Of all the film franchises at Lionsgate, the most financially reliable are Tyler Perry’s. Tolerate his racial stereotyping or not, he’s a money machine for the studio especially when his films star his loathesome female alter ego Madea. That is also why, after his lobbying, Lionsgate released last year’s Precious. Remember how controversial that pic was? Well, trust me: Lionsgate doesn’t begin to understand yet what a PR nightmare will surround its movie For Colored Girls Who Have Considered Suicide When the Rainbow Is Enuf because Tyler Perry is at the helm. It starts screening in 2-3 weeks now that the studio recently moved up the release date from 2011 to November 5th. Look, just my reporting last September of Perry’s plan to make the pic elicited some of Deadline’s most vicious attacks on a filmmaker.
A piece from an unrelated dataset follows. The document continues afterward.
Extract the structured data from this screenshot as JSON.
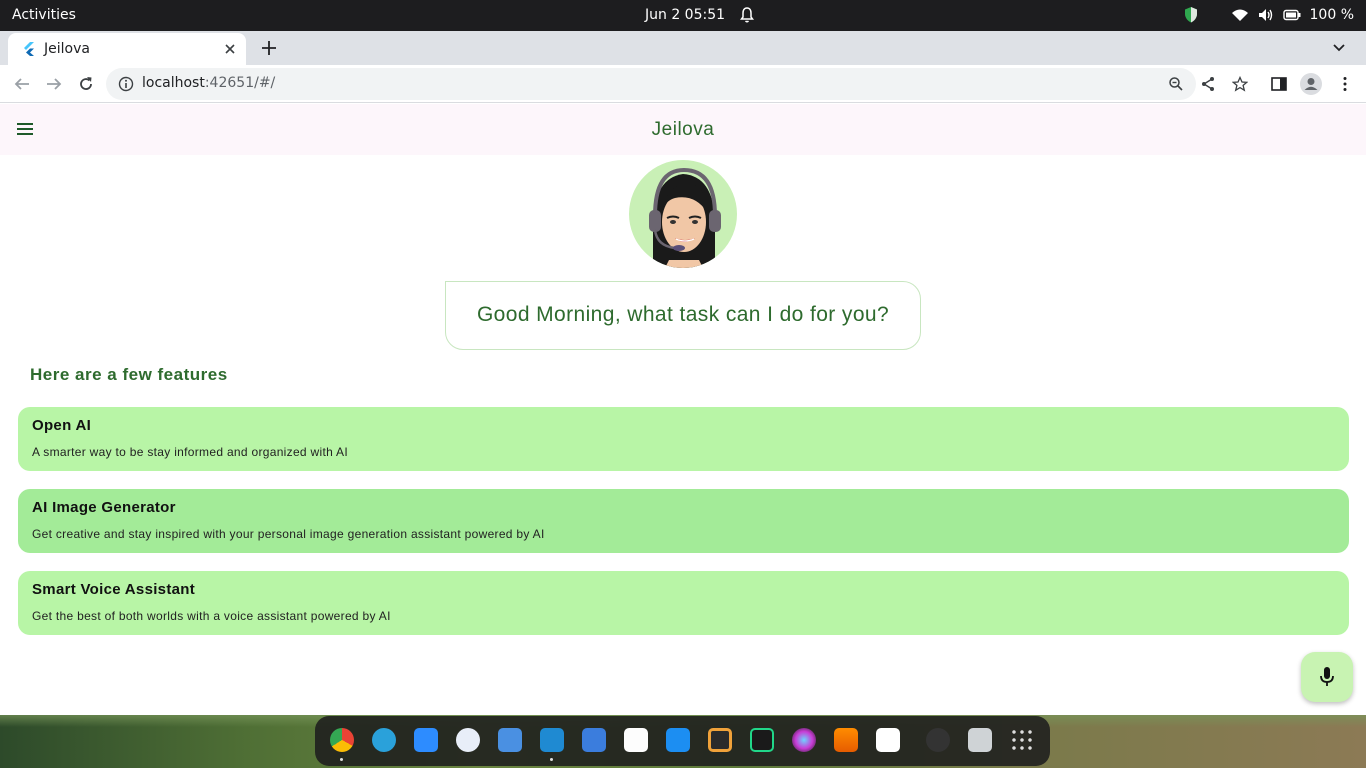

Now I’ve learned that even Tyler’s close pal Oprah Winfrey did not want him to make the film version of the iconic 1975 play by Ntozake Shange. And that her reaction echoed the outrage of many black females along the lines of, “How dare you!” because the storyline is profoundly their story, not any man’s, and especially not his. The play is a collection of 20 poems, dealing with love, abandonment, rape, abortion, and more, told by seven different women who are identified only by color. Perry’s version has given names to the women, and is described as a poetic exploration of what is to be of color and a female in this world.
I’m told that despite her horror Oprah gave Perry “huge feedback” on the script, which Perry shot in June and July. Though he’s still finishing the film’s music, I hear Oprah and her gal pal Gayle King recently saw a rough cut and both gave Perry big props. Yes, but was Winfrey simply admiring her own handiwork or his? Perry, by enlisting Oprah’s fame and forum, ensured Precious got seen by a crossover audience. But this time I don’t think even Oprah can help him with the pic’s base. Not when there are predisposed attitudes among black women like this: “Even if Tyler Perry were just writing the script to For Colored Girls, or just directing, or just producing — even that would be too much for him to handle. He simply does not have the sensitivity, ingenuity, or abilities in any of those three capacities to do this film a sliver of the justice it deserves.” On the other hand, Lionsgate hopes controversy fills seats. Here’s the trailer: